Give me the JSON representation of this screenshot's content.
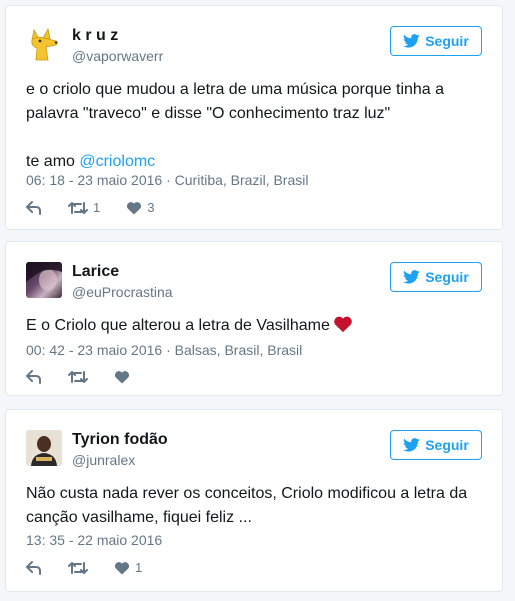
{
  "accent_color": "#1da1f2",
  "tweets": [
    {
      "name": "k r u z",
      "handle": "@vaporwaverr",
      "follow_label": "Seguir",
      "text_line1": "e o criolo que mudou a letra de uma música porque tinha a",
      "text_line2": "palavra \"traveco\" e disse \"O conhecimento traz luz\"",
      "text_line3_prefix": "te amo ",
      "mention": "@criolomc",
      "meta": "06: 18 - 23 maio 2016 · Curitiba, Brazil, Brasil",
      "retweets": "1",
      "likes": "3",
      "avatar": "yellow-fox-avatar"
    },
    {
      "name": "Larice",
      "handle": "@euProcrastina",
      "follow_label": "Seguir",
      "text": "E o Criolo que alterou a letra de Vasilhame",
      "text_emoji": "red-heart-icon",
      "meta": "00: 42 - 23 maio 2016 · Balsas, Brasil, Brasil",
      "retweets": "",
      "likes": "",
      "avatar": "photo-avatar"
    },
    {
      "name": "Tyrion fodão",
      "handle": "@junralex",
      "follow_label": "Seguir",
      "text_line1": "Não custa nada rever os conceitos, Criolo modificou a letra da",
      "text_line2": "canção vasilhame, fiquei feliz ...",
      "meta": "13: 35 - 22 maio 2016",
      "retweets": "",
      "likes": "1",
      "avatar": "photo-avatar"
    }
  ]
}
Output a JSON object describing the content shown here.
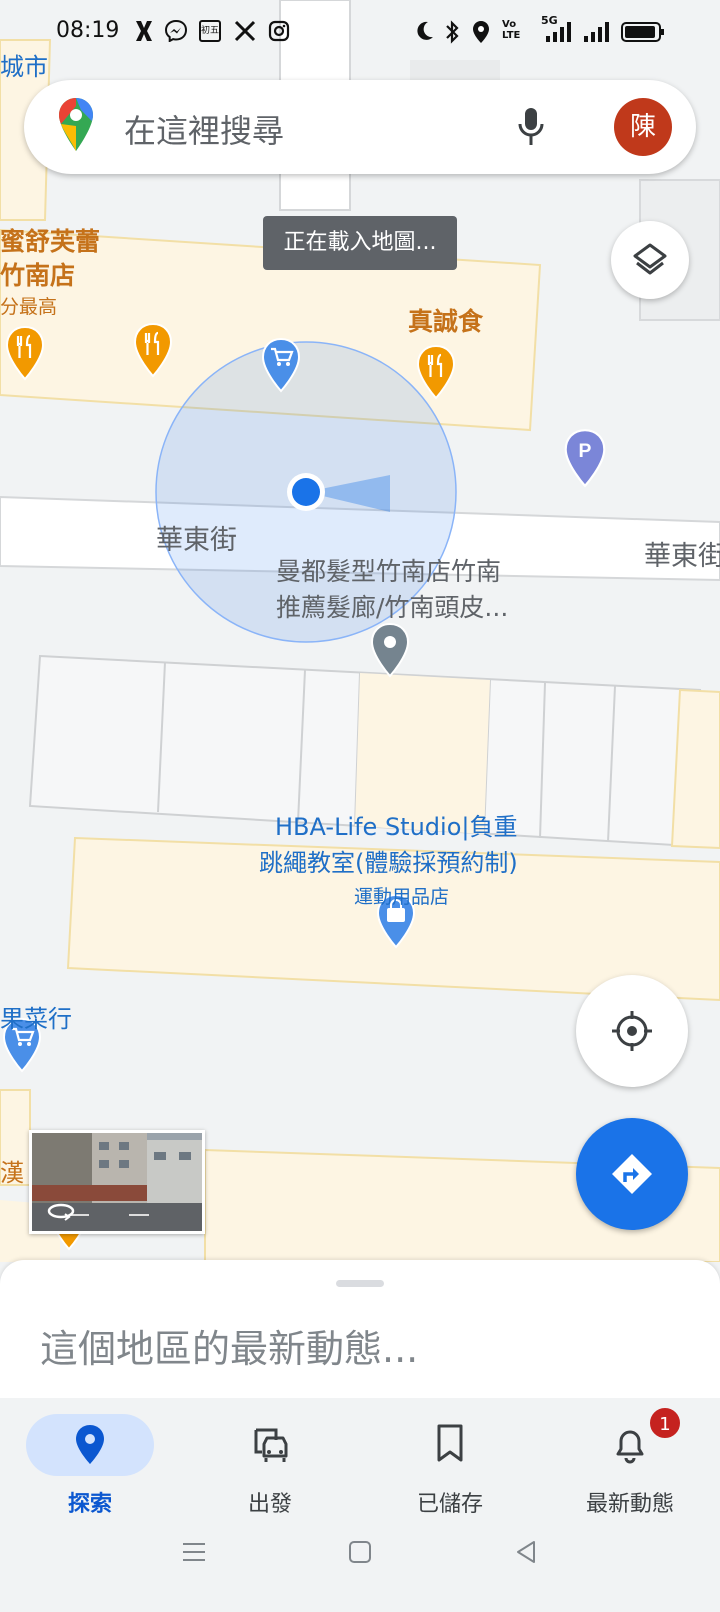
{
  "status_bar": {
    "time": "08:19",
    "day_badge": "初五",
    "network_label": "5G",
    "volte_label": "Vo LTE",
    "left_icons": [
      "x-messenger-icon",
      "messenger-icon",
      "calendar-icon",
      "x-icon",
      "instagram-icon"
    ],
    "right_icons": [
      "moon-icon",
      "bluetooth-icon",
      "location-icon",
      "signal-icon",
      "battery-icon"
    ]
  },
  "search": {
    "placeholder": "在這裡搜尋",
    "avatar_letter": "陳",
    "avatar_color": "#c0391b"
  },
  "toast": "正在載入地圖...",
  "map": {
    "labels": {
      "city_fragment": "城市",
      "dessert_line1": "蜜舒芙蕾",
      "dessert_line2": "竹南店",
      "dessert_rating": "分最高",
      "zhen_cheng": "真誠食",
      "street_left": "華東街",
      "street_right": "華東街",
      "salon_line1": "曼都髮型竹南店竹南",
      "salon_line2": "推薦髮廊/竹南頭皮...",
      "studio_line1": "HBA-Life Studio|負重",
      "studio_line2": "跳繩教室(體驗採預約制)",
      "studio_category": "運動用品店",
      "grocer": "果菜行",
      "han_fragment": "漢"
    },
    "parking_letter": "P",
    "accent_color": "#1a73e8"
  },
  "bottom_sheet": {
    "title": "這個地區的最新動態..."
  },
  "bottom_nav": {
    "items": [
      {
        "label": "探索",
        "icon": "explore-pin-icon",
        "active": true
      },
      {
        "label": "出發",
        "icon": "commute-car-icon",
        "active": false
      },
      {
        "label": "已儲存",
        "icon": "bookmark-icon",
        "active": false
      },
      {
        "label": "最新動態",
        "icon": "bell-icon",
        "active": false,
        "badge": "1"
      }
    ]
  }
}
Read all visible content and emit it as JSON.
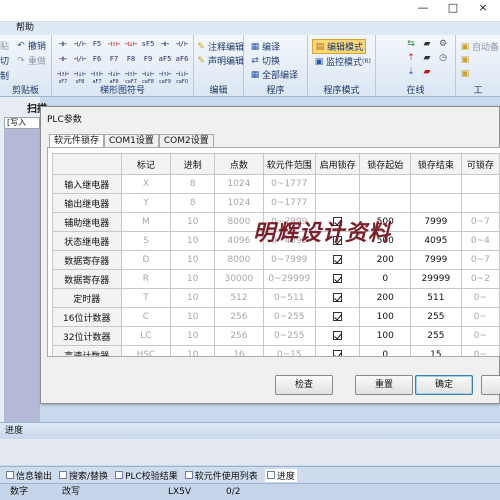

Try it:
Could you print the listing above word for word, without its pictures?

Reply to the task:
Give me the JSON representation of this screenshot's content.
{
  "accent_color": "#1da1f2",
  "tweets": [
    {
      "name": "k r u z",
      "handle": "@vaporwaverr",
      "follow_label": "Seguir",
      "text_line1": "e o criolo que mudou a letra de uma música porque tinha a",
      "text_line2": "palavra \"traveco\" e disse \"O conhecimento traz luz\"",
      "text_line3_prefix": "te amo ",
      "mention": "@criolomc",
      "meta": "06: 18 - 23 maio 2016 · Curitiba, Brazil, Brasil",
      "retweets": "1",
      "likes": "3",
      "avatar": "yellow-fox-avatar"
    },
    {
      "name": "Larice",
      "handle": "@euProcrastina",
      "follow_label": "Seguir",
      "text": "E o Criolo que alterou a letra de Vasilhame",
      "text_emoji": "red-heart-icon",
      "meta": "00: 42 - 23 maio 2016 · Balsas, Brasil, Brasil",
      "retweets": "",
      "likes": "",
      "avatar": "photo-avatar"
    },
    {
      "name": "Tyrion fodão",
      "handle": "@junralex",
      "follow_label": "Seguir",
      "text_line1": "Não custa nada rever os conceitos, Criolo modificou a letra da",
      "text_line2": "canção vasilhame, fiquei feliz ...",
      "meta": "13: 35 - 22 maio 2016",
      "retweets": "",
      "likes": "1",
      "avatar": "photo-avatar"
    }
  ]
}
Output a JSON object describing the content shown here.
{
  "status_bar": {
    "time": "08:19",
    "day_badge": "初五",
    "network_label": "5G",
    "volte_label": "Vo LTE",
    "left_icons": [
      "x-messenger-icon",
      "messenger-icon",
      "calendar-icon",
      "x-icon",
      "instagram-icon"
    ],
    "right_icons": [
      "moon-icon",
      "bluetooth-icon",
      "location-icon",
      "signal-icon",
      "battery-icon"
    ]
  },
  "search": {
    "placeholder": "在這裡搜尋",
    "avatar_letter": "陳",
    "avatar_color": "#c0391b"
  },
  "toast": "正在載入地圖...",
  "map": {
    "labels": {
      "city_fragment": "城市",
      "dessert_line1": "蜜舒芙蕾",
      "dessert_line2": "竹南店",
      "dessert_rating": "分最高",
      "zhen_cheng": "真誠食",
      "street_left": "華東街",
      "street_right": "華東街",
      "salon_line1": "曼都髮型竹南店竹南",
      "salon_line2": "推薦髮廊/竹南頭皮...",
      "studio_line1": "HBA-Life Studio|負重",
      "studio_line2": "跳繩教室(體驗採預約制)",
      "studio_category": "運動用品店",
      "grocer": "果菜行",
      "han_fragment": "漢"
    },
    "parking_letter": "P",
    "accent_color": "#1a73e8"
  },
  "bottom_sheet": {
    "title": "這個地區的最新動態..."
  },
  "bottom_nav": {
    "items": [
      {
        "label": "探索",
        "icon": "explore-pin-icon",
        "active": true
      },
      {
        "label": "出發",
        "icon": "commute-car-icon",
        "active": false
      },
      {
        "label": "已儲存",
        "icon": "bookmark-icon",
        "active": false
      },
      {
        "label": "最新動態",
        "icon": "bell-icon",
        "active": false,
        "badge": "1"
      }
    ]
  }
}
Read all visible content and emit it as JSON.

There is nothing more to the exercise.